(Data supplied Opens)
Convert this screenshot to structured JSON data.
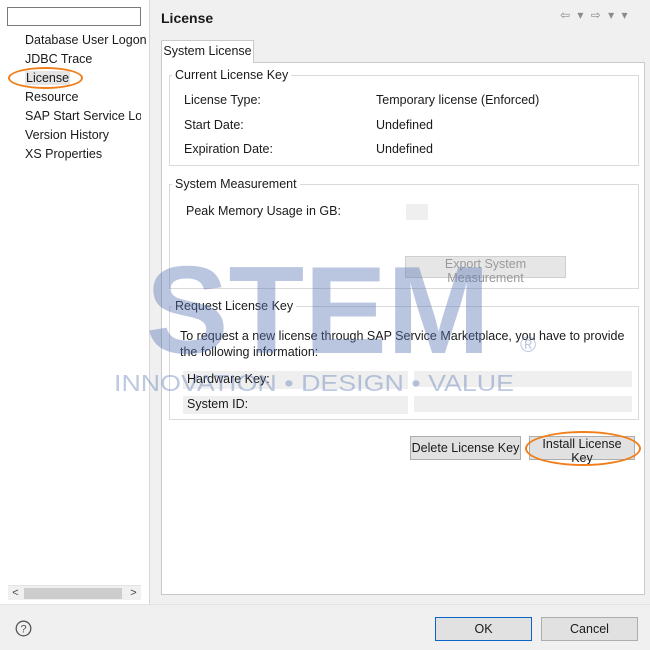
{
  "filter": {
    "value": ""
  },
  "nav": {
    "items": [
      {
        "label": "Database User Logon"
      },
      {
        "label": "JDBC Trace"
      },
      {
        "label": "License"
      },
      {
        "label": "Resource"
      },
      {
        "label": "SAP Start Service Log"
      },
      {
        "label": "Version History"
      },
      {
        "label": "XS Properties"
      }
    ],
    "selected": "License"
  },
  "page": {
    "title": "License",
    "nav_arrows": "⇦ ▾ ⇨ ▾ ▾"
  },
  "tab": {
    "label": "System License"
  },
  "current_license": {
    "title": "Current License Key",
    "type_label": "License Type:",
    "type_value": "Temporary license (Enforced)",
    "start_label": "Start Date:",
    "start_value": "Undefined",
    "expiration_label": "Expiration Date:",
    "expiration_value": "Undefined"
  },
  "measurement": {
    "title": "System Measurement",
    "peak_label": "Peak Memory Usage in GB:",
    "export_button": "Export System Measurement"
  },
  "request": {
    "title": "Request License Key",
    "instructions": "To request a new license through SAP Service Marketplace, you have to provide the following information:",
    "hardware_label": "Hardware Key:",
    "system_label": "System ID:"
  },
  "actions": {
    "delete_button": "Delete License Key",
    "install_button": "Install License Key"
  },
  "footer": {
    "ok_button": "OK",
    "cancel_button": "Cancel"
  },
  "watermark": {
    "brand": "STEM",
    "registered": "®",
    "tagline": "INNOVATION • DESIGN • VALUE"
  },
  "colors": {
    "highlight": "#f07e1a",
    "watermark": "#5b78b4",
    "primary_border": "#0a64c8"
  }
}
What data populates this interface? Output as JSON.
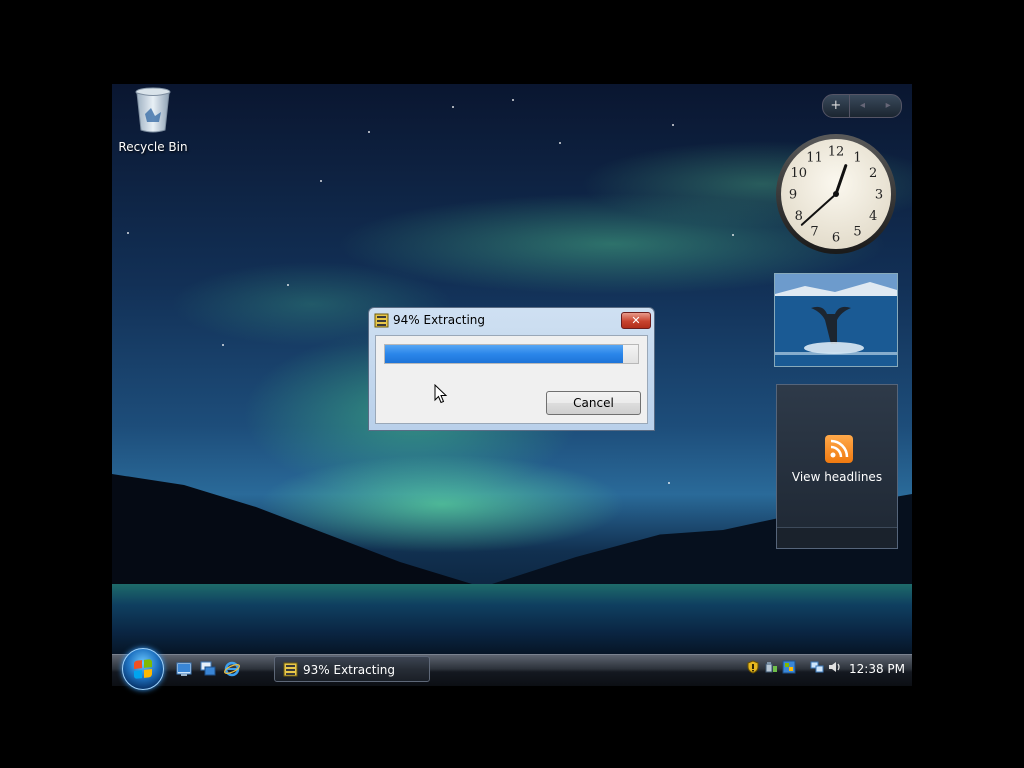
{
  "desktop": {
    "recycle_bin_label": "Recycle Bin"
  },
  "gadgets": {
    "add_symbol": "+",
    "prev_symbol": "◂",
    "next_symbol": "▸",
    "clock_numbers": [
      "12",
      "1",
      "2",
      "3",
      "4",
      "5",
      "6",
      "7",
      "8",
      "9",
      "10",
      "11"
    ],
    "clock_time": "12:38",
    "feed_label": "View headlines"
  },
  "dialog": {
    "title": "94% Extracting",
    "close_symbol": "✕",
    "progress": 0.94,
    "cancel_label": "Cancel"
  },
  "taskbar": {
    "task_label": "93% Extracting",
    "clock": "12:38 PM"
  },
  "colors": {
    "progress_fill": "#2b86ea",
    "rss_orange": "#f07a10",
    "close_red": "#c8432f"
  }
}
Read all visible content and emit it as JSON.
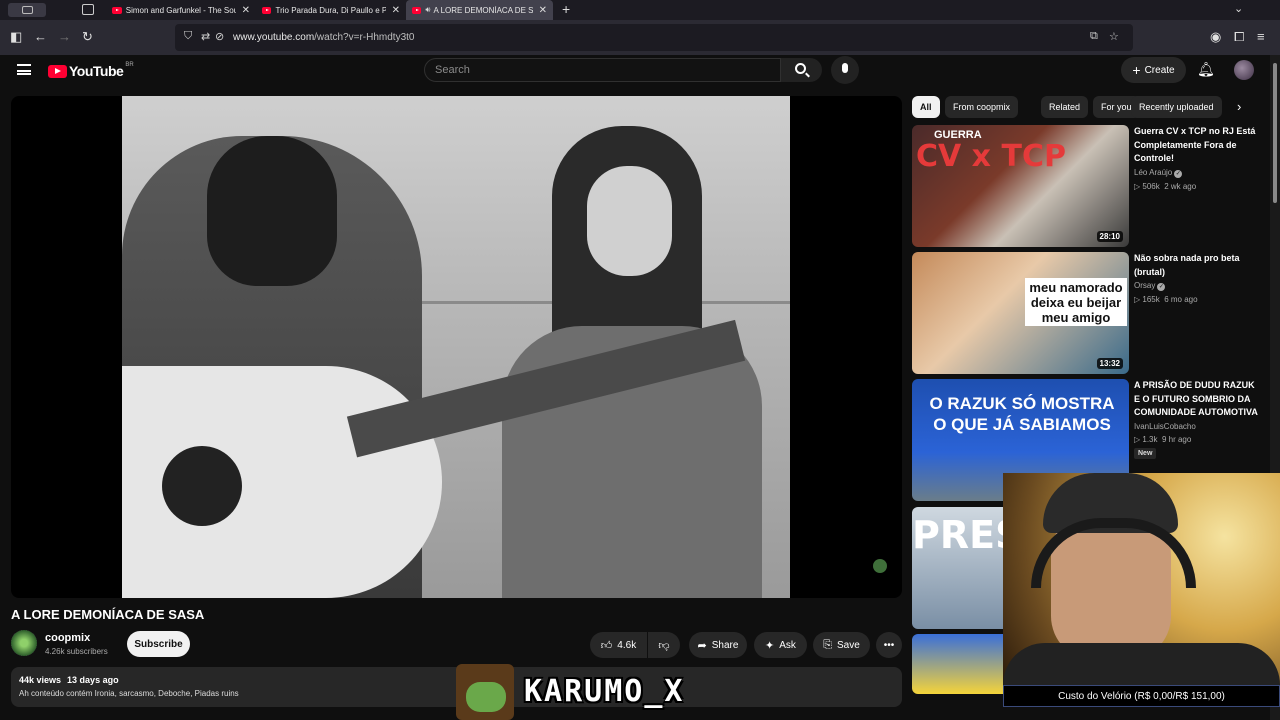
{
  "browser": {
    "tabs": [
      {
        "title": "Simon and Garfunkel - The Sou",
        "active": false
      },
      {
        "title": "Trio Parada Dura, Di Paullo e Pa",
        "active": false
      },
      {
        "title": "A LORE DEMONÍACA DE SA",
        "active": true
      }
    ],
    "url_domain": "www.youtube.com",
    "url_path": "/watch?v=r-Hhmdty3t0"
  },
  "youtube": {
    "logo_text": "YouTube",
    "country_code": "BR",
    "search_placeholder": "Search",
    "create_label": "Create"
  },
  "video": {
    "title": "A LORE DEMONÍACA DE SASA",
    "channel": "coopmix",
    "subscribers": "4.26k subscribers",
    "subscribe_label": "Subscribe",
    "likes": "4.6k",
    "share_label": "Share",
    "ask_label": "Ask",
    "save_label": "Save",
    "views": "44k views",
    "age": "13 days ago",
    "description": "Ah conteúdo contém Ironia, sarcasmo, Deboche, Piadas ruins"
  },
  "chips": [
    "All",
    "From coopmix",
    "Related",
    "For you",
    "Recently uploaded"
  ],
  "recommendations": [
    {
      "title": "Guerra CV x TCP no RJ Está Completamente Fora de Controle!",
      "channel": "Léo Araújo",
      "verified": true,
      "views": "506k",
      "age": "2 wk ago",
      "duration": "28:10",
      "thumb_text": "CV x TCP",
      "thumb_sub": "GUERRA"
    },
    {
      "title": "Não sobra nada pro beta (brutal)",
      "channel": "Orsay",
      "verified": true,
      "views": "165k",
      "age": "6 mo ago",
      "duration": "13:32",
      "thumb_text": "meu namorado deixa eu beijar meu amigo"
    },
    {
      "title": "A PRISÃO DE DUDU RAZUK E O FUTURO SOMBRIO DA COMUNIDADE AUTOMOTIVA",
      "channel": "IvanLuisCobacho",
      "verified": false,
      "views": "1.3k",
      "age": "9 hr ago",
      "badge": "New",
      "thumb_text": "O RAZUK SÓ MOSTRA O QUE JÁ SABIAMOS"
    },
    {
      "thumb_text": "PRES"
    }
  ],
  "overlay": {
    "cost_label": "Custo do Velório (R$ 0,00/R$ 151,00)",
    "streamer_name": "KARUMO_X"
  }
}
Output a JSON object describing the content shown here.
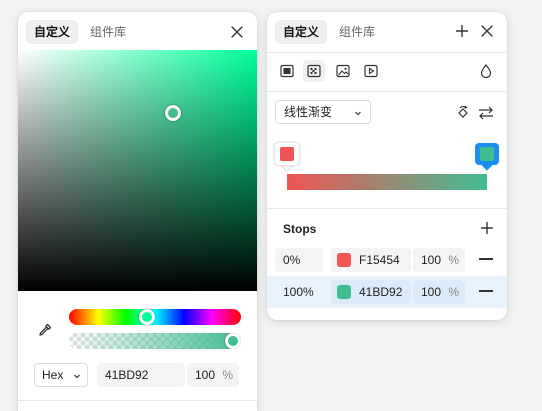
{
  "left_panel": {
    "tabs": [
      {
        "label": "自定义",
        "active": true
      },
      {
        "label": "组件库",
        "active": false
      }
    ],
    "picker": {
      "hue_color": "#00ff9a",
      "current_color": "#41bd92"
    },
    "format_select": {
      "value": "Hex"
    },
    "hex_value": "41BD92",
    "opacity_value": "100",
    "percent_sign": "%"
  },
  "right_panel": {
    "tabs": [
      {
        "label": "自定义",
        "active": true
      },
      {
        "label": "组件库",
        "active": false
      }
    ],
    "fill_types": [
      "solid-fill-icon",
      "gradient-fill-icon",
      "image-fill-icon",
      "video-fill-icon"
    ],
    "gradient_type": {
      "value": "线性渐变"
    },
    "stops_title": "Stops",
    "stops": [
      {
        "position": "0%",
        "hex": "F15454",
        "color": "#f15454",
        "opacity": "100",
        "selected": false
      },
      {
        "position": "100%",
        "hex": "41BD92",
        "color": "#41bd92",
        "opacity": "100",
        "selected": true
      }
    ],
    "percent_sign": "%"
  },
  "colors": {
    "accent": "#1b8ff0",
    "selected_row": "#e9f3fd",
    "stop_a": "#f15454",
    "stop_b": "#41bd92"
  }
}
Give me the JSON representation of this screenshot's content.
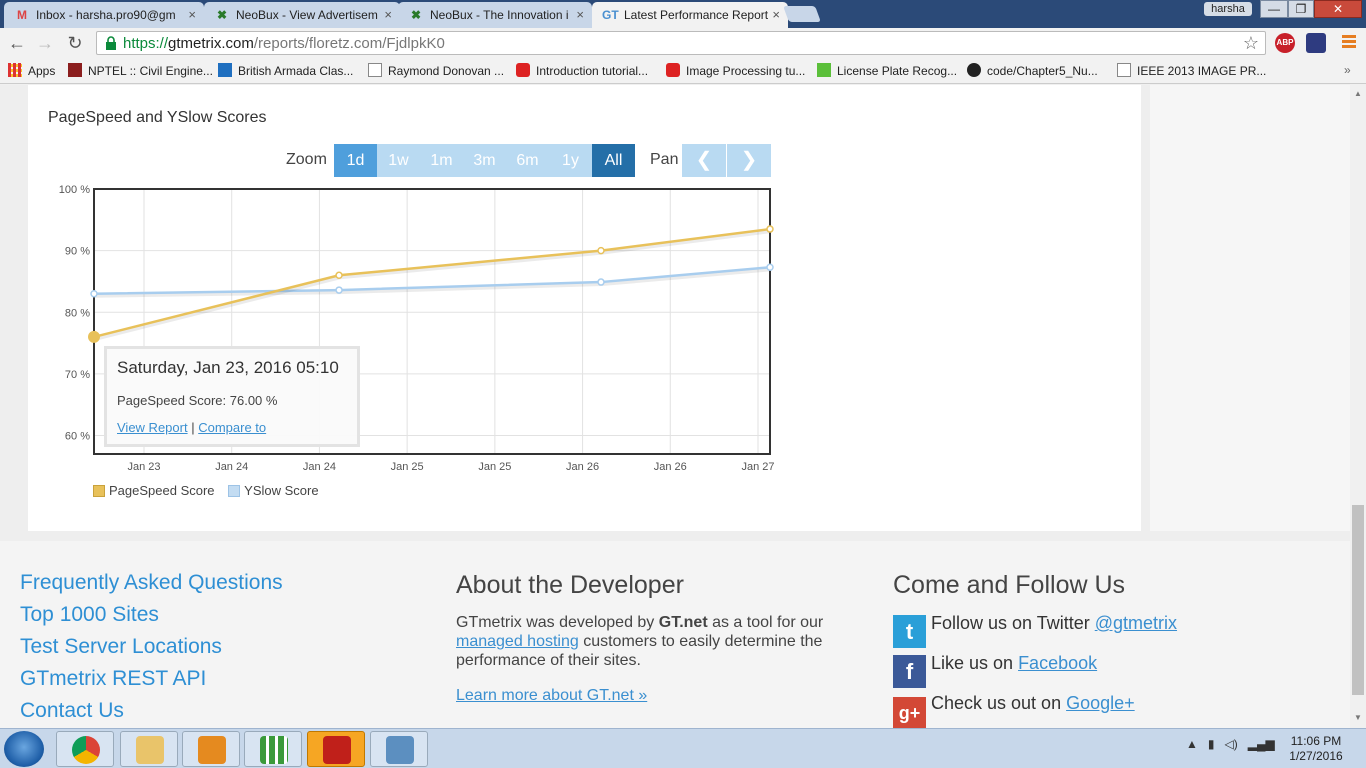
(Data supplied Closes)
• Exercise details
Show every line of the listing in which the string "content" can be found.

• Completed exercise
Read all visible content and emit it as JSON.
Output a JSON object describing the content shown here.
Give me the JSON representation of this screenshot's content.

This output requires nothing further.